167. Menadi SE, Mura A, Santucciu C, Ghalmi F, Hafsi F, Masala G. Seroprevalence and risk factors of Coxiella burnetii infection in cattle in northeast Algeria. Trop Anim Health Prod. (2019) 52:935–42. doi: 10.1007/s11250-019-02083-x
168. van Engelen E, Schotten N, Schimmer B, Hautvast JL, van Schaik G, van Duijnhoven YT. Prevalence and risk factors for Coxiella burnetii (Q fever) in Dutch dairy cattle herds based on bulk tank milk testing.

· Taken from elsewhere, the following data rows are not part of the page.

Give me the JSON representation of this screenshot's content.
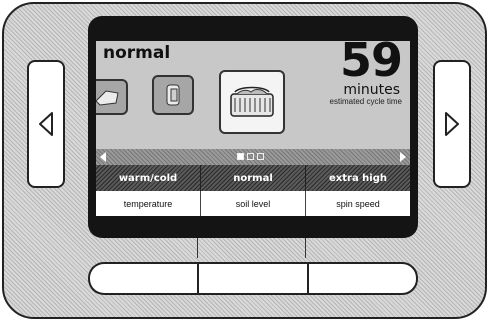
{
  "cycle": {
    "name": "normal",
    "time_value": "59",
    "time_unit": "minutes",
    "time_caption": "estimated cycle time"
  },
  "icons": {
    "tile_1": "cycle-icon",
    "tile_2": "cycle-icon",
    "selected": "basket-icon"
  },
  "pager": {
    "page_count": 3,
    "active_page": 1
  },
  "options": [
    {
      "value": "warm/cold",
      "label": "temperature"
    },
    {
      "value": "normal",
      "label": "soil level"
    },
    {
      "value": "extra high",
      "label": "spin speed"
    }
  ],
  "nav": {
    "left_icon": "left-triangle-icon",
    "right_icon": "right-triangle-icon"
  }
}
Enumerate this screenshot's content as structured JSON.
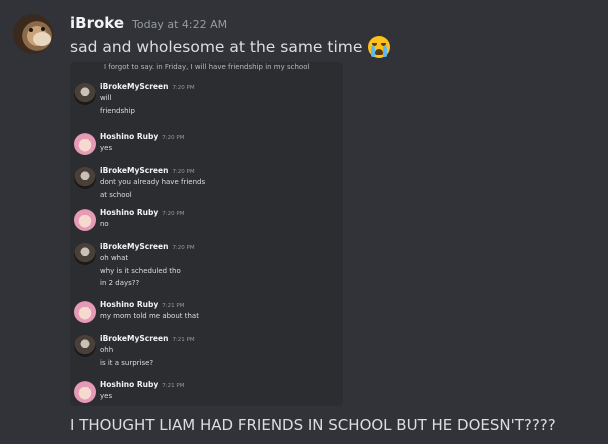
{
  "message": {
    "username": "iBroke",
    "timestamp": "Today at 4:22 AM",
    "text": "sad and wholesome at the same time",
    "emoji": "loudly-crying-face-emoji"
  },
  "screenshot": {
    "cut_line": "I forgot to say. in Friday, I will have friendship in my school",
    "messages": [
      {
        "author": "iBrokeMyScreen",
        "time": "7:20 PM",
        "lines": [
          "will",
          "friendship"
        ],
        "avatar": "ibroke"
      },
      {
        "author": "Hoshino Ruby",
        "time": "7:20 PM",
        "lines": [
          "yes"
        ],
        "avatar": "ruby"
      },
      {
        "author": "iBrokeMyScreen",
        "time": "7:20 PM",
        "lines": [
          "dont you already have friends",
          "at school"
        ],
        "avatar": "ibroke"
      },
      {
        "author": "Hoshino Ruby",
        "time": "7:20 PM",
        "lines": [
          "no"
        ],
        "avatar": "ruby"
      },
      {
        "author": "iBrokeMyScreen",
        "time": "7:20 PM",
        "lines": [
          "oh what",
          "why is it scheduled tho",
          "in 2 days??"
        ],
        "avatar": "ibroke"
      },
      {
        "author": "Hoshino Ruby",
        "time": "7:21 PM",
        "lines": [
          "my mom told me about that"
        ],
        "avatar": "ruby"
      },
      {
        "author": "iBrokeMyScreen",
        "time": "7:21 PM",
        "lines": [
          "ohh",
          "is it a surprise?"
        ],
        "avatar": "ibroke"
      },
      {
        "author": "Hoshino Ruby",
        "time": "7:21 PM",
        "lines": [
          "yes"
        ],
        "avatar": "ruby"
      }
    ]
  },
  "followup": {
    "text": "I THOUGHT LIAM HAD FRIENDS IN SCHOOL BUT HE DOESN'T????"
  },
  "colors": {
    "background": "#313338",
    "embed_background": "#2b2d31",
    "text": "#dbdee1",
    "muted": "#949ba4"
  }
}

Prev Vet Med. (2014) 117:103–9. doi: 10.1016/j.prevetmed.2014.08.016
Keywords: ticks, Coxiella, prevalence, molecular detection, Coxiella-like, endosymbionts, vector

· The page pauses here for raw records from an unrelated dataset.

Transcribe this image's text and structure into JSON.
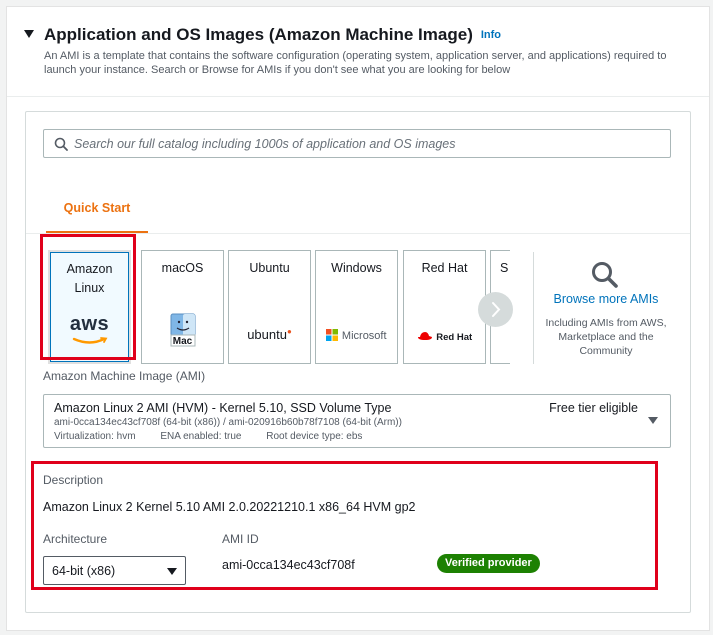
{
  "section": {
    "title": "Application and OS Images (Amazon Machine Image)",
    "info_label": "Info",
    "description": "An AMI is a template that contains the software configuration (operating system, application server, and applications) required to launch your instance. Search or Browse for AMIs if you don't see what you are looking for below"
  },
  "search": {
    "placeholder": "Search our full catalog including 1000s of application and OS images",
    "value": ""
  },
  "tabs": [
    {
      "label": "Quick Start",
      "selected": true
    }
  ],
  "tiles": [
    {
      "label_line1": "Amazon",
      "label_line2": "Linux",
      "logo": "aws",
      "icon": "aws-logo-icon",
      "selected": true
    },
    {
      "label_line1": "macOS",
      "label_line2": "",
      "logo": "Mac",
      "icon": "apple-mac-icon",
      "selected": false
    },
    {
      "label_line1": "Ubuntu",
      "label_line2": "",
      "logo": "ubuntu",
      "icon": "ubuntu-logo-icon",
      "selected": false
    },
    {
      "label_line1": "Windows",
      "label_line2": "",
      "logo": "Microsoft",
      "icon": "microsoft-logo-icon",
      "selected": false
    },
    {
      "label_line1": "Red Hat",
      "label_line2": "",
      "logo": "Red Hat",
      "icon": "redhat-logo-icon",
      "selected": false
    },
    {
      "label_line1": "S",
      "label_line2": "",
      "logo": "",
      "icon": "",
      "selected": false
    }
  ],
  "browse": {
    "link_label": "Browse more AMIs",
    "subtext": "Including AMIs from AWS, Marketplace and the Community"
  },
  "ami_select": {
    "label": "Amazon Machine Image (AMI)",
    "name": "Amazon Linux 2 AMI (HVM) - Kernel 5.10, SSD Volume Type",
    "tier": "Free tier eligible",
    "ids": "ami-0cca134ec43cf708f (64-bit (x86)) / ami-020916b60b78f7108 (64-bit (Arm))",
    "virtualization": "Virtualization: hvm",
    "ena": "ENA enabled: true",
    "root_device": "Root device type: ebs"
  },
  "details": {
    "description_label": "Description",
    "description_value": "Amazon Linux 2 Kernel 5.10 AMI 2.0.20221210.1 x86_64 HVM gp2",
    "architecture_label": "Architecture",
    "architecture_value": "64-bit (x86)",
    "ami_id_label": "AMI ID",
    "ami_id_value": "ami-0cca134ec43cf708f",
    "verified_badge": "Verified provider"
  },
  "colors": {
    "accent": "#ec7211",
    "link": "#0073bb",
    "highlight": "#e0001b",
    "badge": "#1d8102"
  }
}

Citation: Körner S, Makert GR, Ulbert S, Pfeffer M and Mertens-Scholz K (2021) The Prevalence of Coxiella burnetii in Hard Ticks in Europe and Their Role in Q Fever Transmission Revisited—A Systematic Review. Front. Vet. Sci. 8:655715. doi: 10.3389/fvets.2021.655715
Received: 19 January 2021; Accepted: 22 February 2021;
Published: 26 April 2021.
Edited by:Sandra Diaz Sanchez, University of Castilla-La Mancha, Spain
Reviewed by:Sandra Antunes, Universidade NOVA de Lisboa, Portugal
Quan Liu, Foshan University, China
Copyright © 2021 Körner, Makert, Ulbert, Pfeffer and Mertens-Scholz. This is an open-access article distributed under the terms of the Creative Commons Attribution License (CC BY). The use, distribution or reproduction in other forums is permitted, provided the original author(s) and the copyright owner(s) are credited and that the original publication in this journal is cited, in accordance with accepted academic practice. No use, distribution or reproduction is permitted which does not comply with these terms.
*Correspondence: Katja Mertens-Scholz, firstname.lastname@example.org